Along the entire route of The Tide linear park you’ll find audio meditation portals installed by BeBox.
The newly-installed public artworks at The Tide join existing works by the likes of Anthony Gormley and Gary Hume. From huge sculptures to design curiosities, there is plenty to uncover along the route.
Whether you’re walking, running, cycling, meditating or here for a picnic, The Tide is an idyllic place for any Londoner short on space and craving peace of mind. This jaw-dropping setting is a relaxed and natural environment that encourages you to linger, surrounded by pines, silver birch and rippling grasses.
There’ll be a Tide Clubhouse equipped with an exercise studio and showers.
Here, you’re surrounded by laid-back eateries renowned for doing things a little differently.
The sunken garden offers an intimate interlude from the hustle and bustle around you. The waterfront garden unfurls down to the riverside via generous ramps, steps and seated terraces. Natural vegetation and mature trees spring up along the way. Neiheiser Argyros and landscape architects GROSS.MAX have made sure it’s a place where everyone can enjoy time with others or take in peaceful surroundings.
Artists, designers and architects have helped shape London’s new linear park The Tide. Discover more.
Iconic British artist Damien Hirst’s sculptures – Hydra and Kali and Mermaid from ‘Treasures from the Wreck of the Unbelievable’ – pay homage to the water, with several more to follow.
One of the country’s most distinguished pop artists has installed a strikingly red eight-metre high sculpture. Head in the Wind is designed to be viewed not just from the ground but from above too.
Eelco Hooftman of GROSS.MAX. has created landscaped areas to complement the river. From social hotspots to intimate spaces, The Tide has grasses, silver birch trees and wildflowers along the route.
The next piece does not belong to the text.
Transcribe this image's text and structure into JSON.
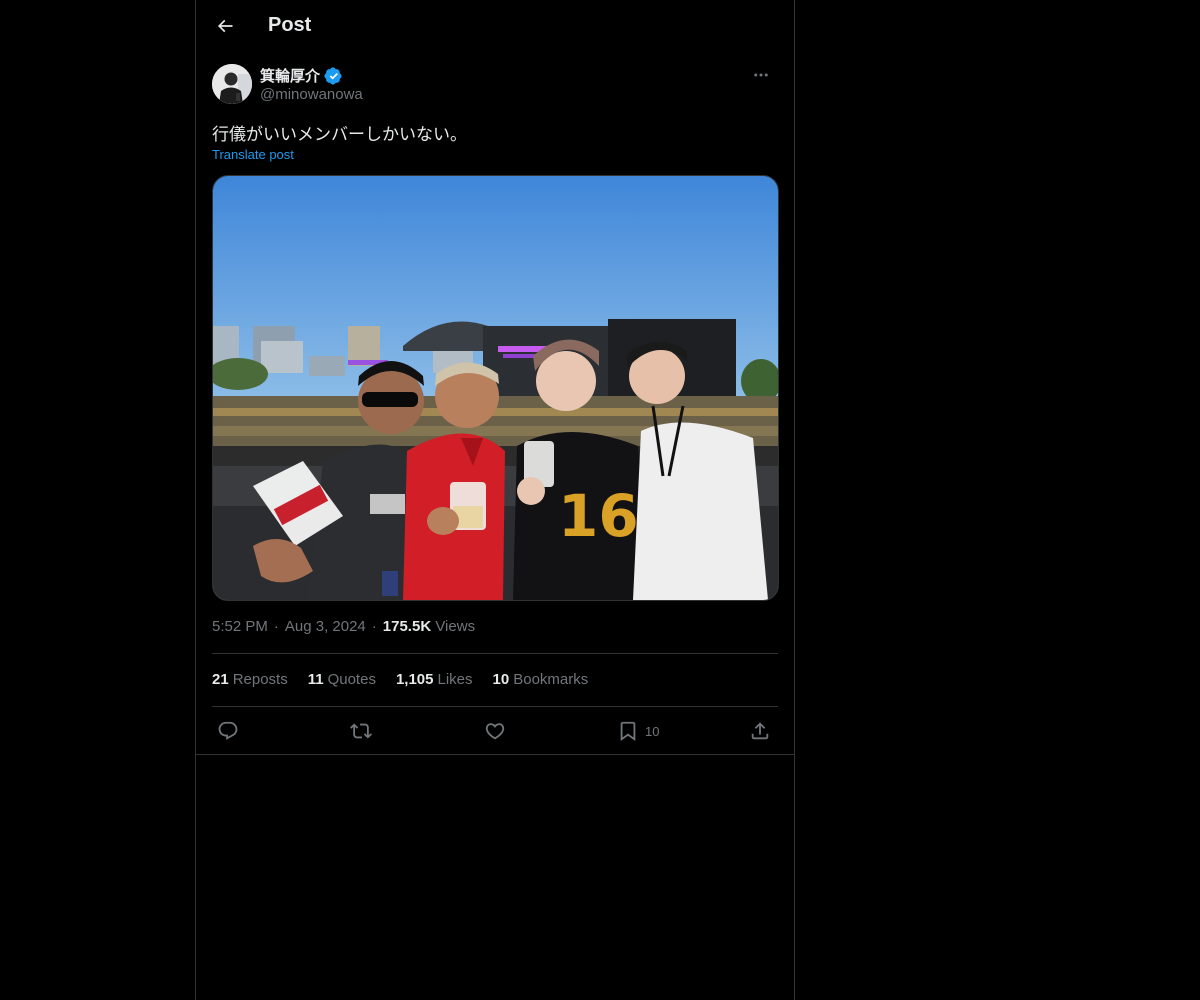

Under The High Tide, you can seek out a boldly coloured installation by Morag Myerscough. Siblings illuminates The Tide’s arches with her signature super-graphics.
The first of The Tide’s five kilometres has been created by Diller Scofidio + Renfro, co-designers of Manhattan’s High Line, and Neiheiser Argyros. When completed, The Tide will be twice the length of the High Line.
Architectural duo, Heather Peak and Ivan Morison, have created The Seafood Disco – London’s longest outdoor picnic table stretching 27 metres along the riverfront.